(Records from a collection)
————
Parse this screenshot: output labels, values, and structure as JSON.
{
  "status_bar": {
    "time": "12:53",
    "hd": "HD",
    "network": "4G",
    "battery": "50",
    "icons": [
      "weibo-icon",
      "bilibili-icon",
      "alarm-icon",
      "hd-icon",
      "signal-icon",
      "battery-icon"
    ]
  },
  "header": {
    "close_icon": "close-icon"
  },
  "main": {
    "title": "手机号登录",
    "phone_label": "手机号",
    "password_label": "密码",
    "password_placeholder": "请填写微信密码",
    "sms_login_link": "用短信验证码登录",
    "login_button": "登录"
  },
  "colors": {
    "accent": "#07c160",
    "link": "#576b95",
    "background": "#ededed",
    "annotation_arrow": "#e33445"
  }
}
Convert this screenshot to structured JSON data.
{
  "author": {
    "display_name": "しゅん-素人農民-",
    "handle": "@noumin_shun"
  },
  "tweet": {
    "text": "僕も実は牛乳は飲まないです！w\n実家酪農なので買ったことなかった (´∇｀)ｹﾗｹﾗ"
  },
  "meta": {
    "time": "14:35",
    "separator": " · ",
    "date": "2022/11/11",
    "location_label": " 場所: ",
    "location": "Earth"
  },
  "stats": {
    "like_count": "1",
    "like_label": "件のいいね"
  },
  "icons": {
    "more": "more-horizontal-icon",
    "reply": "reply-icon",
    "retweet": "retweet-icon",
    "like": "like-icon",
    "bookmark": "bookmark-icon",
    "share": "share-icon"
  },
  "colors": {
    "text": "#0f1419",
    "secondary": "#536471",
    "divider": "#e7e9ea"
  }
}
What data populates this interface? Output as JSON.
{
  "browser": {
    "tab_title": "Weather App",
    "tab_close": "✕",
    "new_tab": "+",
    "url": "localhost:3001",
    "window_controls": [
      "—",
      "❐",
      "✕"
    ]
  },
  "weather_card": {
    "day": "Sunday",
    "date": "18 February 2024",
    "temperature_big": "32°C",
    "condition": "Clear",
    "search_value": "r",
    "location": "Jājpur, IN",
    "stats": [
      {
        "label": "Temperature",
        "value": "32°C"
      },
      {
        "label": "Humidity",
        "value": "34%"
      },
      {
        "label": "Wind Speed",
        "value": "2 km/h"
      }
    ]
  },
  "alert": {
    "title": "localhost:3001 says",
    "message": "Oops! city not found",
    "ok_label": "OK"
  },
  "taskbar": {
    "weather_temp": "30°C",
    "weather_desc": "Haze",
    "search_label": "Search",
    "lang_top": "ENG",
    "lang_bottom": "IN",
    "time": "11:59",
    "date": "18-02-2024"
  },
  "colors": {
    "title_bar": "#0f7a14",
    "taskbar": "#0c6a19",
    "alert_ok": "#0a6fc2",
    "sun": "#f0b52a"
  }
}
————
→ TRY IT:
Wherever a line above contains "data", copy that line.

→ ANSWER FOR THIS EXERCISE:
Convert this screenshot to structured JSON data.
What data populates this interface? Output as JSON.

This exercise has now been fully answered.